START Extracted data

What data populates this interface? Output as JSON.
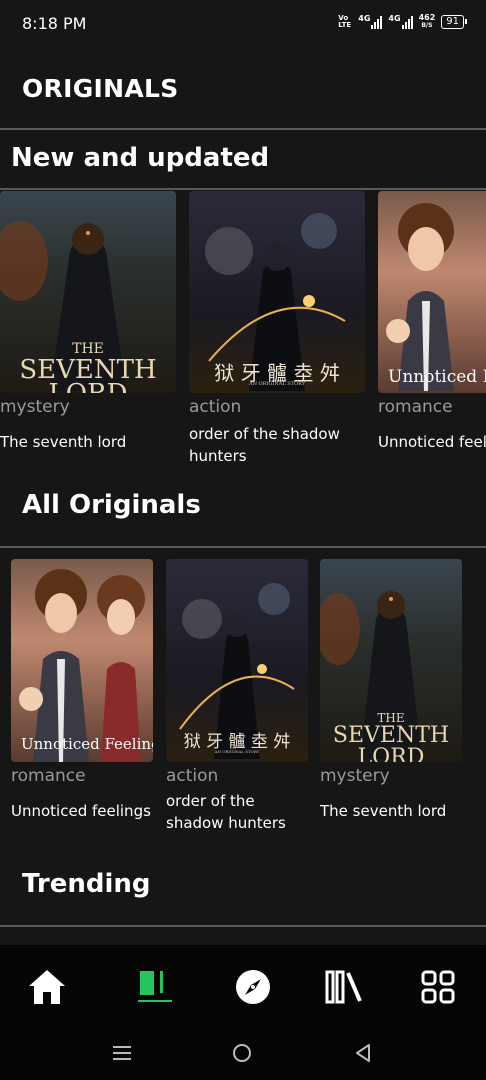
{
  "status_bar": {
    "time": "8:18 PM",
    "volte": "Vo LTE",
    "net1": "4G",
    "net2": "4G",
    "speed_value": "462",
    "speed_unit": "B/S",
    "battery": "91"
  },
  "header": {
    "title": "ORIGINALS"
  },
  "sections": {
    "new_and_updated": {
      "title": "New and updated",
      "items": [
        {
          "genre": "mystery",
          "title": "The seventh lord",
          "cover_text_1": "THE",
          "cover_text_2": "SEVENTH",
          "cover_text_3": "LORD"
        },
        {
          "genre": "action",
          "title": "order of the shadow hunters",
          "cover_text_1": "狱 牙 髗 坴 舛",
          "cover_text_2": "AN ORIGINAL STORY"
        },
        {
          "genre": "romance",
          "title": "Unnoticed feel",
          "cover_text_1": "Unnoticed Feelings"
        }
      ]
    },
    "all_originals": {
      "title": "All Originals",
      "items": [
        {
          "genre": "romance",
          "title": "Unnoticed feelings",
          "cover_text_1": "Unnoticed Feelings"
        },
        {
          "genre": "action",
          "title": "order of the shadow hunters",
          "cover_text_1": "狱 牙 髗 坴 舛",
          "cover_text_2": "AN ORIGINAL STORY"
        },
        {
          "genre": "mystery",
          "title": "The seventh lord",
          "cover_text_1": "THE",
          "cover_text_2": "SEVENTH",
          "cover_text_3": "LORD"
        }
      ]
    },
    "trending": {
      "title": "Trending"
    }
  },
  "bottom_nav": {
    "items": [
      {
        "icon": "home-icon",
        "active": false
      },
      {
        "icon": "originals-icon",
        "active": true
      },
      {
        "icon": "compass-icon",
        "active": false
      },
      {
        "icon": "library-icon",
        "active": false
      },
      {
        "icon": "grid-icon",
        "active": false
      }
    ],
    "accent": "#22c55e"
  },
  "system_nav": {
    "icons": [
      "menu-icon",
      "home-circle-icon",
      "back-icon"
    ]
  }
}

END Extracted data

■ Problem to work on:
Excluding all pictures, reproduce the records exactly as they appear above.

■ Solution below:
What data populates this interface? Output as JSON.
{
  "status_bar": {
    "time": "8:18 PM",
    "volte": "Vo LTE",
    "net1": "4G",
    "net2": "4G",
    "speed_value": "462",
    "speed_unit": "B/S",
    "battery": "91"
  },
  "header": {
    "title": "ORIGINALS"
  },
  "sections": {
    "new_and_updated": {
      "title": "New and updated",
      "items": [
        {
          "genre": "mystery",
          "title": "The seventh lord",
          "cover_text_1": "THE",
          "cover_text_2": "SEVENTH",
          "cover_text_3": "LORD"
        },
        {
          "genre": "action",
          "title": "order of the shadow hunters",
          "cover_text_1": "狱 牙 髗 坴 舛",
          "cover_text_2": "AN ORIGINAL STORY"
        },
        {
          "genre": "romance",
          "title": "Unnoticed feel",
          "cover_text_1": "Unnoticed Feelings"
        }
      ]
    },
    "all_originals": {
      "title": "All Originals",
      "items": [
        {
          "genre": "romance",
          "title": "Unnoticed feelings",
          "cover_text_1": "Unnoticed Feelings"
        },
        {
          "genre": "action",
          "title": "order of the shadow hunters",
          "cover_text_1": "狱 牙 髗 坴 舛",
          "cover_text_2": "AN ORIGINAL STORY"
        },
        {
          "genre": "mystery",
          "title": "The seventh lord",
          "cover_text_1": "THE",
          "cover_text_2": "SEVENTH",
          "cover_text_3": "LORD"
        }
      ]
    },
    "trending": {
      "title": "Trending"
    }
  },
  "bottom_nav": {
    "items": [
      {
        "icon": "home-icon",
        "active": false
      },
      {
        "icon": "originals-icon",
        "active": true
      },
      {
        "icon": "compass-icon",
        "active": false
      },
      {
        "icon": "library-icon",
        "active": false
      },
      {
        "icon": "grid-icon",
        "active": false
      }
    ],
    "accent": "#22c55e"
  },
  "system_nav": {
    "icons": [
      "menu-icon",
      "home-circle-icon",
      "back-icon"
    ]
  }
}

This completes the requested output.